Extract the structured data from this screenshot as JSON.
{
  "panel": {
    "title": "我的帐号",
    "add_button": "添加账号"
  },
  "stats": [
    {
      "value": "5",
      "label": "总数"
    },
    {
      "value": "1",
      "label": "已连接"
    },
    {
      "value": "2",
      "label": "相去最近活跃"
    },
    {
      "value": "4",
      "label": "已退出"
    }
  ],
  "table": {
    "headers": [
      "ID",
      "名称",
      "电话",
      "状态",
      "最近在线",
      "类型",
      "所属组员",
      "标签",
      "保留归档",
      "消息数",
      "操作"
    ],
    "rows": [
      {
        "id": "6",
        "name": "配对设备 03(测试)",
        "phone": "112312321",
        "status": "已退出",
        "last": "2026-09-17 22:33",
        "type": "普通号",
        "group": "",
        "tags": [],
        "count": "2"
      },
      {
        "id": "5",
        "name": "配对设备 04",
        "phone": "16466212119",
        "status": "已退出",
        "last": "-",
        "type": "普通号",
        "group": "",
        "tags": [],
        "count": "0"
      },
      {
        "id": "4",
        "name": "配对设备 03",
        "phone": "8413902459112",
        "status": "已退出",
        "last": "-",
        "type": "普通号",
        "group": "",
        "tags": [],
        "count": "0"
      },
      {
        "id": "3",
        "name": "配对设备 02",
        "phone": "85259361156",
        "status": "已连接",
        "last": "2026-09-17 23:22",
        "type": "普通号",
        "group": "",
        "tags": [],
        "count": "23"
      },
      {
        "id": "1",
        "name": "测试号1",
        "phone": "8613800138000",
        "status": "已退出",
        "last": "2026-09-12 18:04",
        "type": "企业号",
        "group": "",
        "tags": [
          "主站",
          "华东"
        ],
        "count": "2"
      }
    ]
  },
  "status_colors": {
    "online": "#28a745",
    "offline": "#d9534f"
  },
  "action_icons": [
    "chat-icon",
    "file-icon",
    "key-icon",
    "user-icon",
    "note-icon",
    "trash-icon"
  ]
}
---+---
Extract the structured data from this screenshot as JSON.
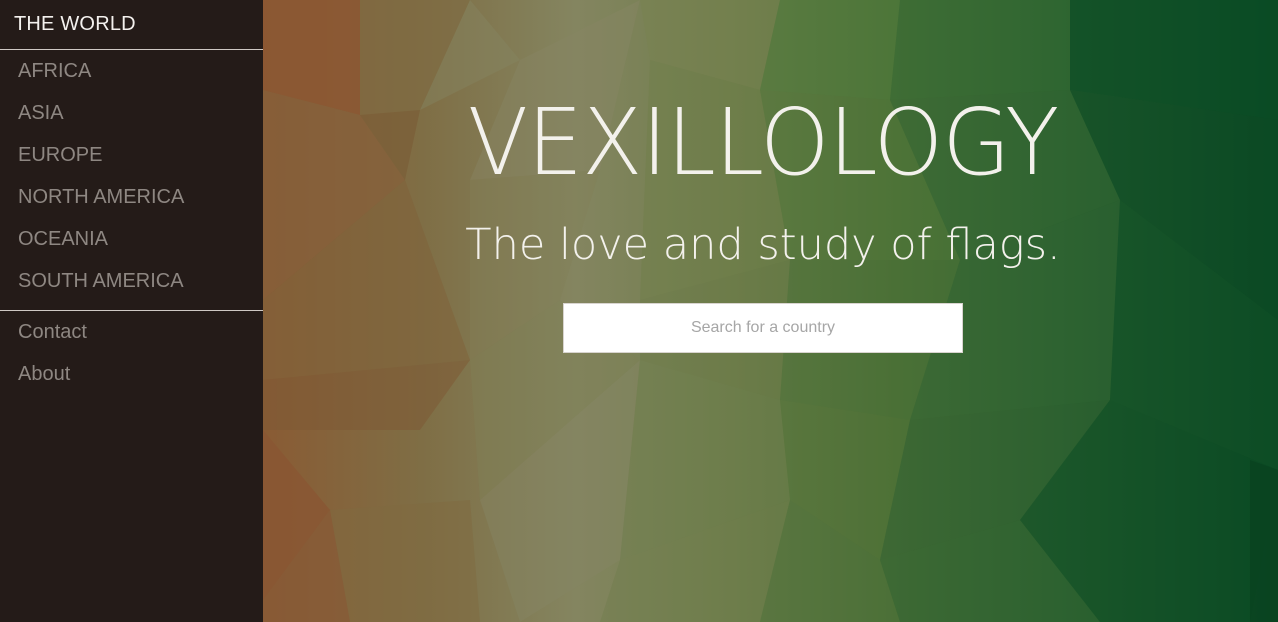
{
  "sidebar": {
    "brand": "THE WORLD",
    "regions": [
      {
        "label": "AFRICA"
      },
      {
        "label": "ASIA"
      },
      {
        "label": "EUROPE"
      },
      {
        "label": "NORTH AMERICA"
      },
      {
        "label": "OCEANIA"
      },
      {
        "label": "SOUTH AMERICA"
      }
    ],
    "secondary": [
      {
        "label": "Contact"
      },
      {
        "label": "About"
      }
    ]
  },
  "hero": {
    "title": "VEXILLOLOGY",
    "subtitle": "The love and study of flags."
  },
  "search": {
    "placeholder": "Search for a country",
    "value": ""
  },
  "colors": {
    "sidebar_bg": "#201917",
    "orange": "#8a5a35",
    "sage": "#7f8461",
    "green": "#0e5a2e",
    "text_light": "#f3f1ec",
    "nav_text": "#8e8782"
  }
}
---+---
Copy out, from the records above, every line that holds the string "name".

◆ **SOLVED EXERCISE**:
        "name": "配对设备 03(测试)",
        "name": "配对设备 04",
        "name": "配对设备 03",
        "name": "配对设备 02",
        "name": "测试号1",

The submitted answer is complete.